Last month, the IRS provided helpful guidance under Code Section 409A with the release of its Chief Counsel Advice 201645012 (the CCA). The CCA is noteworthy because the IRS agreed that a 25% increase qualified as a materially greater amount, and thus deferred salary was subject to a substantial risk of forfeiture. The CCA may not be used or cited as precedent, but still gives good insight as to how the IRS might respond to similar facts and circumstances.

In the CCA, an employee made an election in November 2014 to defer a portion of 2015 salary. The salary would be paid on January 1, 2018, but only if the employee continued to provide substantial services through December 31, 2017. In connection with the salary deferral, the employee received a matching contribution that increased the present value of the salary by 25%. The question posed in the CCA was whether the prospect of an additional 25% would allow the deferred salary to be subject to a “substantial risk of forfeiture” for purposes of Section 409A through December 31, 2017. The IRS agreed that it would.

Brief Background on Section 409A

At its most basic level, Section 409A requires that parties who wish to defer compensation declare, at the outset, exactly when compensation will be paid in the future, and then forces the parties to live up to that commitment. More technically, Section 409A (i) requires that any election to defer compensation must be made by certain deadlines, (ii) restricts payment of the compensation to certain objective payment triggers, and (iii) generally prohibits the parties from accelerating or further deferring the payment. A violation of Section 409A typically results in the service provider (e.g., the employee) recognizing immediate income tax, a 20% penalty, and potentially other fines and penalties.

Background on Substantial Risk of Forfeiture

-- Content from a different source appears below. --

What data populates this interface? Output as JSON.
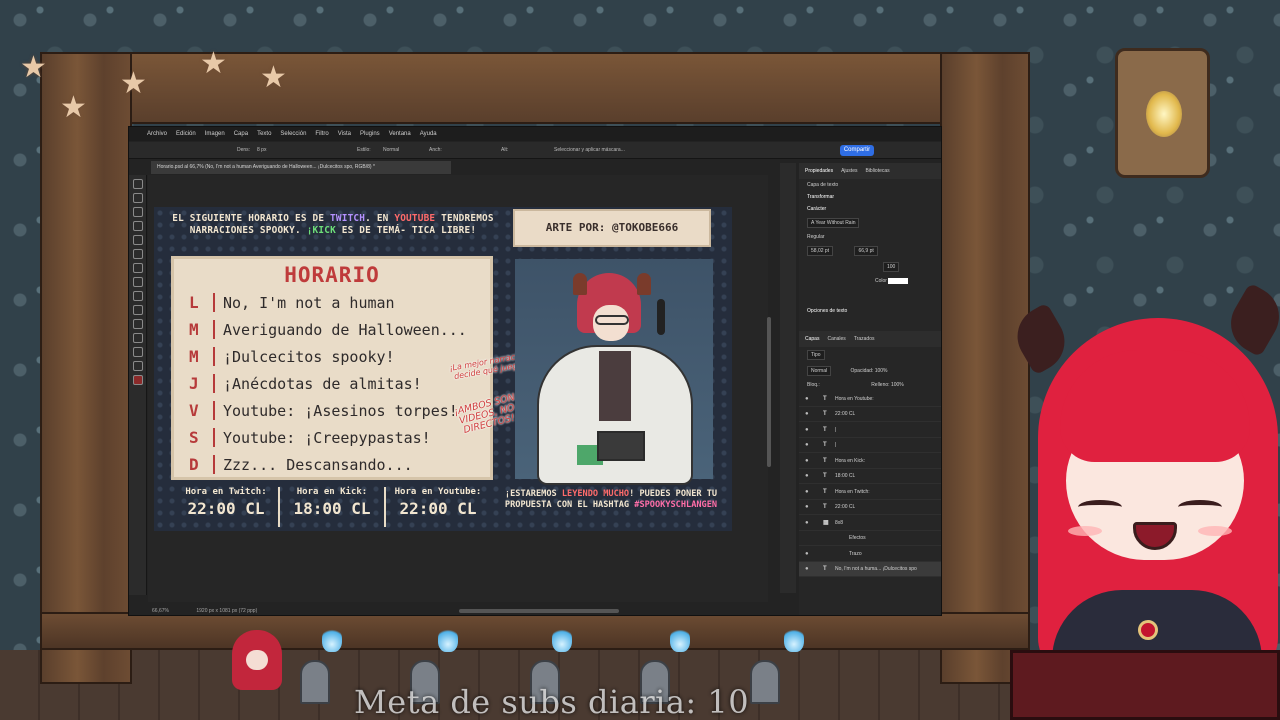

The phrase, substantial risk of forfeiture (SRF), is loosely understood as a vesting condition and is one of the most important concepts throughout Section 409A. The negative tax consequences noted above do not apply while an amount remains subject to an SRF and there are certain ways to correct Section 409A violations that are available only while an amount remains subject to an SRF. Even more powerful, however, is an exemption from Section 409A known as the short-term deferral exception, which turns on the definition of SRF. Short-term deferrals are best understood as a pay-when-vest arrangement. So long as a payment occurs once (or soon after) the SRF lapses, the arrangement generally is exempt from the onerous rules of Section 409A. A traditional retention bonus is the most straight-forward example of a short-term deferral.

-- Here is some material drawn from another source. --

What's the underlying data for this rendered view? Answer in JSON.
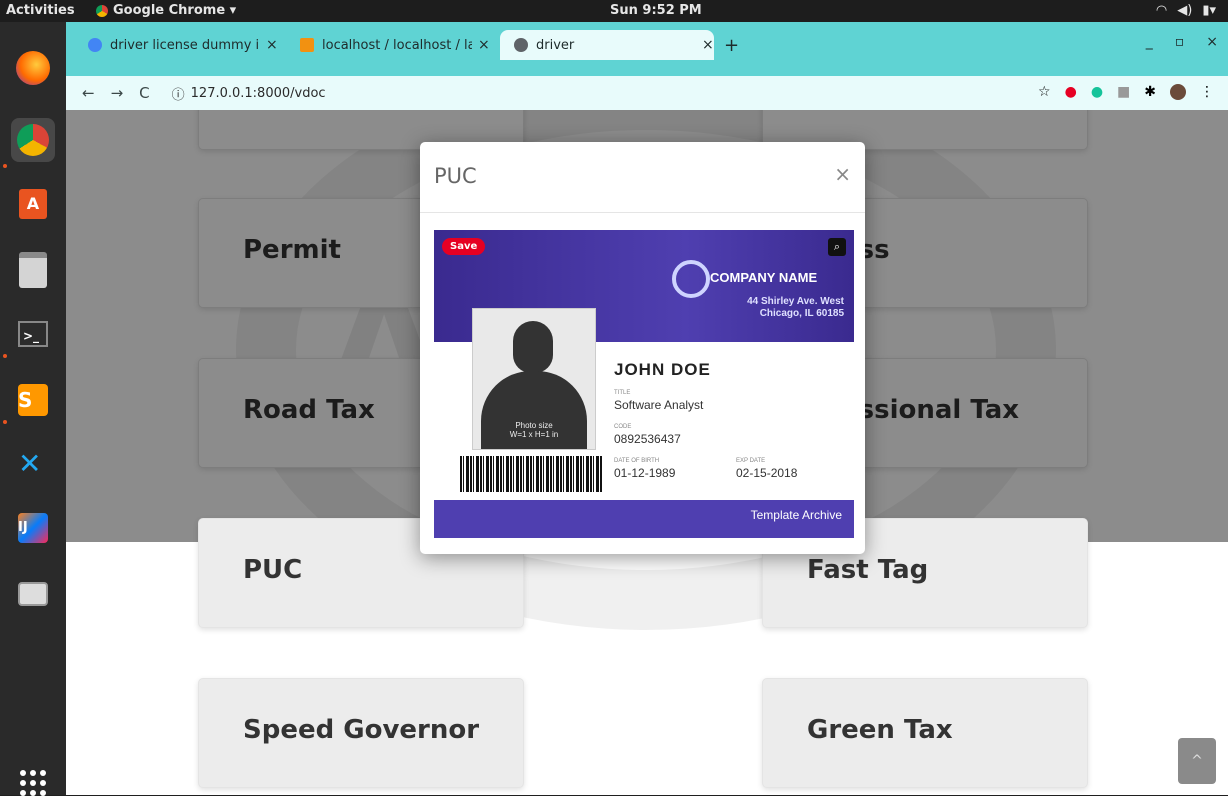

No Extension of SRF

Section 409A generally prohibits parties from extending an SRF, rightly assuming that an employee would not agree to extend a vesting condition unless the purpose was to delay recognition of tax. However, the addition or extension of an SRF will be honored if the present value of the amount subject to the additional SRF is materially greater than the present value of the amount the service provider otherwise could have elected to receive absent such risk of forfeiture.

What is Materially Greater?

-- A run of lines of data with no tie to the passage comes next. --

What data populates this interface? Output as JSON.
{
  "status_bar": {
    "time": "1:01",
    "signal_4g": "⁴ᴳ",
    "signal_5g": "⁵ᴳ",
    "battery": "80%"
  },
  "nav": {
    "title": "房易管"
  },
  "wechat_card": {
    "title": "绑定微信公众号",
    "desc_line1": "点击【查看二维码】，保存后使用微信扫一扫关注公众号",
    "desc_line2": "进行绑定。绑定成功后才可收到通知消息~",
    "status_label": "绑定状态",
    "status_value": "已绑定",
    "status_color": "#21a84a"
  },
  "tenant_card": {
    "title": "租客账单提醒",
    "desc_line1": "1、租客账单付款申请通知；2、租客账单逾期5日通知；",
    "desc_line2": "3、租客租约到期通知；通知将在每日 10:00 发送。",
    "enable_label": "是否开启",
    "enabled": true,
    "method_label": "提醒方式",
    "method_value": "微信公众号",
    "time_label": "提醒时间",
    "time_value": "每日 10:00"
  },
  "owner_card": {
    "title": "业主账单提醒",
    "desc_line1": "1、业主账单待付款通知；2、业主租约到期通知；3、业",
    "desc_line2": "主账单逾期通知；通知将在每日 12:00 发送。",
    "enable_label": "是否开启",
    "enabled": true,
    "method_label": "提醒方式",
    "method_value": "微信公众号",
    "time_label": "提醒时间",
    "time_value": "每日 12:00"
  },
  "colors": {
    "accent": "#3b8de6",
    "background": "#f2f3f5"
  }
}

Practitioners have debated what level of additional compensation would be sufficient to satisfy the “materially greater” threshold. The CCA suggests that any amount that is at least 25% in excess is sufficient. Any increases less than 25% now raise additional risk and should be discussed with counsel.

Timing of Extension?

The facts of the CCA involved a deferral election in 2014 with respect to 2015 salary. Readers familiar with Section 409A will recognize that this election timing complies with Section 409A’s general rule that deferral elections occur no later than the end of the calendar year before the year in which the applicable services are rendered. Note, however, that nothing in the regulations requires that an extension of an SRF occur by any certain date. That flexibility to extend an SRF outside of 409A’s election timing rules may be useful in several circumstances.

Helpful for Troubled Companies?

The CCA may reduce the 409A risk faced by cash-strapped (usually smaller) companies that determine in the middle of a calendar year that salary payments are problematic. The CCA suggests that, so long as those companies are willing to pay a materially greater amount in the future, deferring salary may be done without violating Section 409A. Moreover, these arrangements presumably would remain short-term deferrals and could be accelerated without violating Section 409A.